## [Dataset content]
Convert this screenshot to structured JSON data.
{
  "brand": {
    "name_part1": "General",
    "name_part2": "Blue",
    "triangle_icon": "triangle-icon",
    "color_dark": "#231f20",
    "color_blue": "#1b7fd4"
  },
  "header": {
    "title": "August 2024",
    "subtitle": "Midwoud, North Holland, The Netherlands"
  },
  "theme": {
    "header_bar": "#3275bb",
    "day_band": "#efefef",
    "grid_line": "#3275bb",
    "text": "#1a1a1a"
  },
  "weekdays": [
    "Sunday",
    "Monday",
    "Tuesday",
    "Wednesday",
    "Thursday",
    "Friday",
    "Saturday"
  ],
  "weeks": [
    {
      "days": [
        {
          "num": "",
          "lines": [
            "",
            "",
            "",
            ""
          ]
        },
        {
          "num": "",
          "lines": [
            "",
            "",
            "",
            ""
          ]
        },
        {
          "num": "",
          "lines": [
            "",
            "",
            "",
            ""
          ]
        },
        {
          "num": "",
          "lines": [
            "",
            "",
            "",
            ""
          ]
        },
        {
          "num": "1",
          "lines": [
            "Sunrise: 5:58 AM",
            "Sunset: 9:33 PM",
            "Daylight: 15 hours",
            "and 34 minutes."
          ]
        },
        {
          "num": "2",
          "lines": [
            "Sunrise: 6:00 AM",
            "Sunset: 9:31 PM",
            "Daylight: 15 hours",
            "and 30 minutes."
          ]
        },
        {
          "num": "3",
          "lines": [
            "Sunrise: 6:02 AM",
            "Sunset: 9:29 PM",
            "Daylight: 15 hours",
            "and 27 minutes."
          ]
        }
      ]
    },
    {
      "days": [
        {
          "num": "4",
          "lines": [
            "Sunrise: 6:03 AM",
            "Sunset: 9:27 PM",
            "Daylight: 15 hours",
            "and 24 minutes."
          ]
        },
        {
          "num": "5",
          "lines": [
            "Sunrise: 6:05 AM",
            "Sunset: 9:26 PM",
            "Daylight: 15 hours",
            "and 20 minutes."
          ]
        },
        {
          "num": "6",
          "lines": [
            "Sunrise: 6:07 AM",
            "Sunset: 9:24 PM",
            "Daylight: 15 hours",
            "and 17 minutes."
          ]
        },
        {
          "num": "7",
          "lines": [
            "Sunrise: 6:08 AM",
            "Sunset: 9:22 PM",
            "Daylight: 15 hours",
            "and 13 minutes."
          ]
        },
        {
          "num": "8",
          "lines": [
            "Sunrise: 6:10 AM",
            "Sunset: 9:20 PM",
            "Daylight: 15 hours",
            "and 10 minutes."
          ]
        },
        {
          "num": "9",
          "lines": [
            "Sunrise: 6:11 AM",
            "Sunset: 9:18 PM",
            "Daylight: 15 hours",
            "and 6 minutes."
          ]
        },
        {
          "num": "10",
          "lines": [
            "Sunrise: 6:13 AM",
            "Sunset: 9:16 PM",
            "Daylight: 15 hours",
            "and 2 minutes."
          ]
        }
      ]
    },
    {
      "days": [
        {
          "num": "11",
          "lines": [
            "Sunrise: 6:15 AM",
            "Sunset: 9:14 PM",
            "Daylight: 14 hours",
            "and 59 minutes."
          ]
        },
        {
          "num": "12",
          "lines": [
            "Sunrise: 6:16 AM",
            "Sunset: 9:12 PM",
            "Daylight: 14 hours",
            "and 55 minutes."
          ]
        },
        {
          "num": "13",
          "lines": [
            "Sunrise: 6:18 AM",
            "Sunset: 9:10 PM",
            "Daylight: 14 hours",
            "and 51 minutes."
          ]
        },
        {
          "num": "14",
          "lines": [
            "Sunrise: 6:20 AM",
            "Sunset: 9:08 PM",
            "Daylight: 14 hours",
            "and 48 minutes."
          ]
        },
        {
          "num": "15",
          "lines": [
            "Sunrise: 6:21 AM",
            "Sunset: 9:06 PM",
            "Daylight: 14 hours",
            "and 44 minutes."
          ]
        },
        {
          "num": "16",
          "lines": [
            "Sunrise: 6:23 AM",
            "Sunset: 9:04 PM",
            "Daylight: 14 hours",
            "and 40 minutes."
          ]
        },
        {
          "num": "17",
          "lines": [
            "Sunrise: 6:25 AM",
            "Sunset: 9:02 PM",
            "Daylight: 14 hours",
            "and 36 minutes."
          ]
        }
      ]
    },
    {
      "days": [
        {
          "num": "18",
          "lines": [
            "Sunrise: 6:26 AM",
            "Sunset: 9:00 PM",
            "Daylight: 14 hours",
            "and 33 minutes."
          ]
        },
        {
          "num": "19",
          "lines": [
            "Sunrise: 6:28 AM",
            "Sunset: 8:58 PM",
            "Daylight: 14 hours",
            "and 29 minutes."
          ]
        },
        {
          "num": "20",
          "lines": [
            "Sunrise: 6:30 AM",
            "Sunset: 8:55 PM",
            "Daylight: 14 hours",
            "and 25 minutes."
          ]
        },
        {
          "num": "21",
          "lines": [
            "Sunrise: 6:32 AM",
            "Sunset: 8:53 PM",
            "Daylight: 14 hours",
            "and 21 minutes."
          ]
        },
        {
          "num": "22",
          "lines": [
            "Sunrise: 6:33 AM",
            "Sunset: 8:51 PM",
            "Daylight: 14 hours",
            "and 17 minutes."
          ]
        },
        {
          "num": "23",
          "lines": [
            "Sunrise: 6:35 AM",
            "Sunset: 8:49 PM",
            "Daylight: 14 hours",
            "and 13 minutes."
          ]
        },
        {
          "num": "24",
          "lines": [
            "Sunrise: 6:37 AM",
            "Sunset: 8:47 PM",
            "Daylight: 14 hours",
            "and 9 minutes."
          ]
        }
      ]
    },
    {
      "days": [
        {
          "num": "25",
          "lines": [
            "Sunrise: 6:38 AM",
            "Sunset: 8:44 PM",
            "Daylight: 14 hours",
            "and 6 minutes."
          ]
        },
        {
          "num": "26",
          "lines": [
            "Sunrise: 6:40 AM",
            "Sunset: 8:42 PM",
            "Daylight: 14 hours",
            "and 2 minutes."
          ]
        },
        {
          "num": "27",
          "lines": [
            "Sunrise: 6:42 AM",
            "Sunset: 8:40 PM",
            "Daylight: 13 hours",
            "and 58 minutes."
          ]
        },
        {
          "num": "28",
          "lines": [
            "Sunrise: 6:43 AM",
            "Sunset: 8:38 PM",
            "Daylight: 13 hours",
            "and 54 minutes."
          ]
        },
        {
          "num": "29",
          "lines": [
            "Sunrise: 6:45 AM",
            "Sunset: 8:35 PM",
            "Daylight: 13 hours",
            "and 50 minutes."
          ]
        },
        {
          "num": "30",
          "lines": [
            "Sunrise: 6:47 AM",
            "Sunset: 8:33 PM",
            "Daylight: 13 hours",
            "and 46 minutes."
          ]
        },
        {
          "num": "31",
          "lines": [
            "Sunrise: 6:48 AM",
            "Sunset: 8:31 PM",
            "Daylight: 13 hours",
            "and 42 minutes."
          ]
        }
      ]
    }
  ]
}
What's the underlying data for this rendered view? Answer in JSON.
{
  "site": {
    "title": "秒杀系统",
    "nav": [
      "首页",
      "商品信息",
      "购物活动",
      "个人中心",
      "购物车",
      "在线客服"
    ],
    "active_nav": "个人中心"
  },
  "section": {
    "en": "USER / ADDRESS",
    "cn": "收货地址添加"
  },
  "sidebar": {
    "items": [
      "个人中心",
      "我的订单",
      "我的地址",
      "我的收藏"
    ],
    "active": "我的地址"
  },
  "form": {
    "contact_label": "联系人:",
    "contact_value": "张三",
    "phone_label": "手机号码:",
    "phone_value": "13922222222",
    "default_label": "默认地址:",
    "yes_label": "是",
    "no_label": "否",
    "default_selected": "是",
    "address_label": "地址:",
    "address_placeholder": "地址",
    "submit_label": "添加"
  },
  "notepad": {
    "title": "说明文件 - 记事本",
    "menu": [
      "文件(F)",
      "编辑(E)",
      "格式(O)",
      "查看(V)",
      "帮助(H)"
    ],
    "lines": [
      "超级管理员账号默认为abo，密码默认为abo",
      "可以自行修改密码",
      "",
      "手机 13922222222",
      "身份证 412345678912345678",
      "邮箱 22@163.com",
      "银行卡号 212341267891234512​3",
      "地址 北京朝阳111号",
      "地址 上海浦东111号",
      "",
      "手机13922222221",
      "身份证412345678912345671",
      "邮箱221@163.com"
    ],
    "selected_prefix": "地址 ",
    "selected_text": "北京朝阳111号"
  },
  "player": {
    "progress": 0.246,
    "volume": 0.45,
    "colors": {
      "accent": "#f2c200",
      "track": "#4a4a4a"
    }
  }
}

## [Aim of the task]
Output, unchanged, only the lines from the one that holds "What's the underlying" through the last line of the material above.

## [Answer section]
What's the underlying data for this rendered view? Answer in JSON.
{
  "site": {
    "title": "秒杀系统",
    "nav": [
      "首页",
      "商品信息",
      "购物活动",
      "个人中心",
      "购物车",
      "在线客服"
    ],
    "active_nav": "个人中心"
  },
  "section": {
    "en": "USER / ADDRESS",
    "cn": "收货地址添加"
  },
  "sidebar": {
    "items": [
      "个人中心",
      "我的订单",
      "我的地址",
      "我的收藏"
    ],
    "active": "我的地址"
  },
  "form": {
    "contact_label": "联系人:",
    "contact_value": "张三",
    "phone_label": "手机号码:",
    "phone_value": "13922222222",
    "default_label": "默认地址:",
    "yes_label": "是",
    "no_label": "否",
    "default_selected": "是",
    "address_label": "地址:",
    "address_placeholder": "地址",
    "submit_label": "添加"
  },
  "notepad": {
    "title": "说明文件 - 记事本",
    "menu": [
      "文件(F)",
      "编辑(E)",
      "格式(O)",
      "查看(V)",
      "帮助(H)"
    ],
    "lines": [
      "超级管理员账号默认为abo，密码默认为abo",
      "可以自行修改密码",
      "",
      "手机 13922222222",
      "身份证 412345678912345678",
      "邮箱 22@163.com",
      "银行卡号 212341267891234512​3",
      "地址 北京朝阳111号",
      "地址 上海浦东111号",
      "",
      "手机13922222221",
      "身份证412345678912345671",
      "邮箱221@163.com"
    ],
    "selected_prefix": "地址 ",
    "selected_text": "北京朝阳111号"
  },
  "player": {
    "progress": 0.246,
    "volume": 0.45,
    "colors": {
      "accent": "#f2c200",
      "track": "#4a4a4a"
    }
  }
}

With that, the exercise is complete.